Harry Burgess, Lead Design Clay Modeller for Aston Martin Lagonda Ltd, is one of the premier clay modelers in the market. With a sunny demeanor and a broad experience from disruptive brands like Ariel to global marque brands like Mercedes-Benz, Burgess explained the fascinating world of clay modeling and the changes its undergoing.
Stringo: How did you get started with a clay modeler career path?
Harry Burgess: I've always been into cars and my dad was always big on cars and I of blame him for getting me into cars (laughs). I've started to kind of focus my career on getting into car design; but in the beginning of my education I didn't know how to do that. But all my studies focussed on what I needed to do to get into one of the (automotive design) universities and I was lucky enough to get an interview and landed on one, Coventry University.
Stringo: But why clay? Surely it would have been easier to learn digital design.
HB: I always had a soft spot for using my hands. It goes back to me messing around as a kid with my dad in the garage, making stuff. I've always wanted to keep up with technology like CAD, but I'd say drawing in clay modeling was always my favourite.
Stringo: So what was your first gig in automotive design?
HB: One of my projects, my final year project was for Vanwall. It's still on the shelf in the kitchen over there. It was like a new electric concept for bringing an old British Formula One team car back in the 50s to life.
Stringo: And from then on, you were off to the races. Did anyone mentor you along the way?
HB: There was a chap that was actually very experienced, he'd been around the world telling me all the stories of of clay modeling, how he worked in Sweden and he his work in America. I would say of the guys I still know that he's like one of the originals. He told me, “this is so much more fun than designing, get into clay modeling.”
Stringo: Can you explain why is it quicker to iterate in clay? You know design, you’ve got a piece of clay. You got a computer here. Isn’t it faster to be able to get that digitally and change it?
HB: You still need to go up to it and see it touch it. Feel its proportions; a vehicle inside the studio compared to outside looks completely different. It’s like getting the perspective of a tree in the background or a fence or another car.

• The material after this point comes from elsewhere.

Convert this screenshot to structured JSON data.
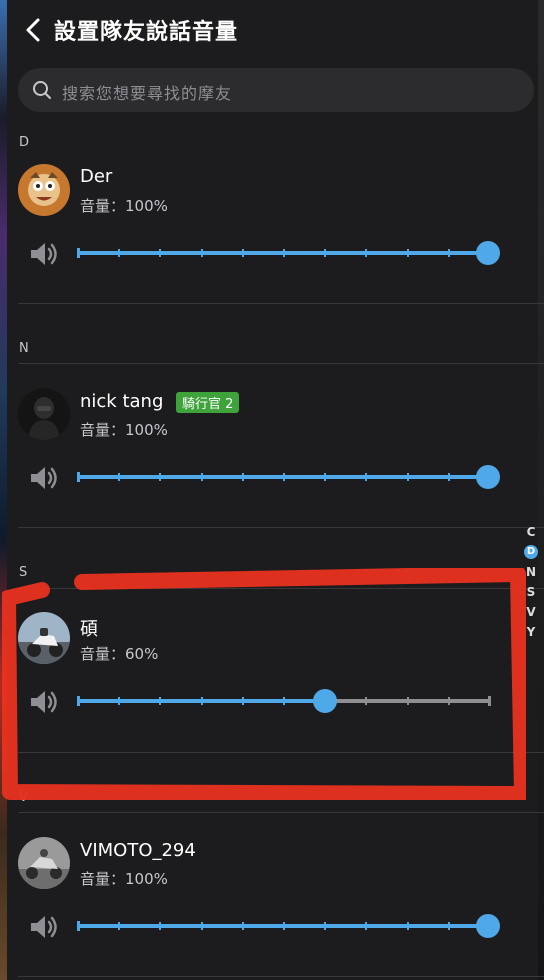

VR and 3D are really advanced now, no doubt about it. There's a balance, and they both work just as well.
Stringo: What would be your advice to the up and coming clay modelers, the young ones entering the field?
HB: No one can preempt what the future is going to offer, but go with what you enjoy and if you enjoy clay modeling like I do. Keep going and push push push. And also keep another string to the bow.
Stringo: I’m glad you know and have used Stringos, that was a bonus.
HB: I think Stringos work perfectly, actually. It's kind of the work tool that is needed kind of everyday, but it's sometimes subtly in the corner at the design studio. You realize it's needed all the time.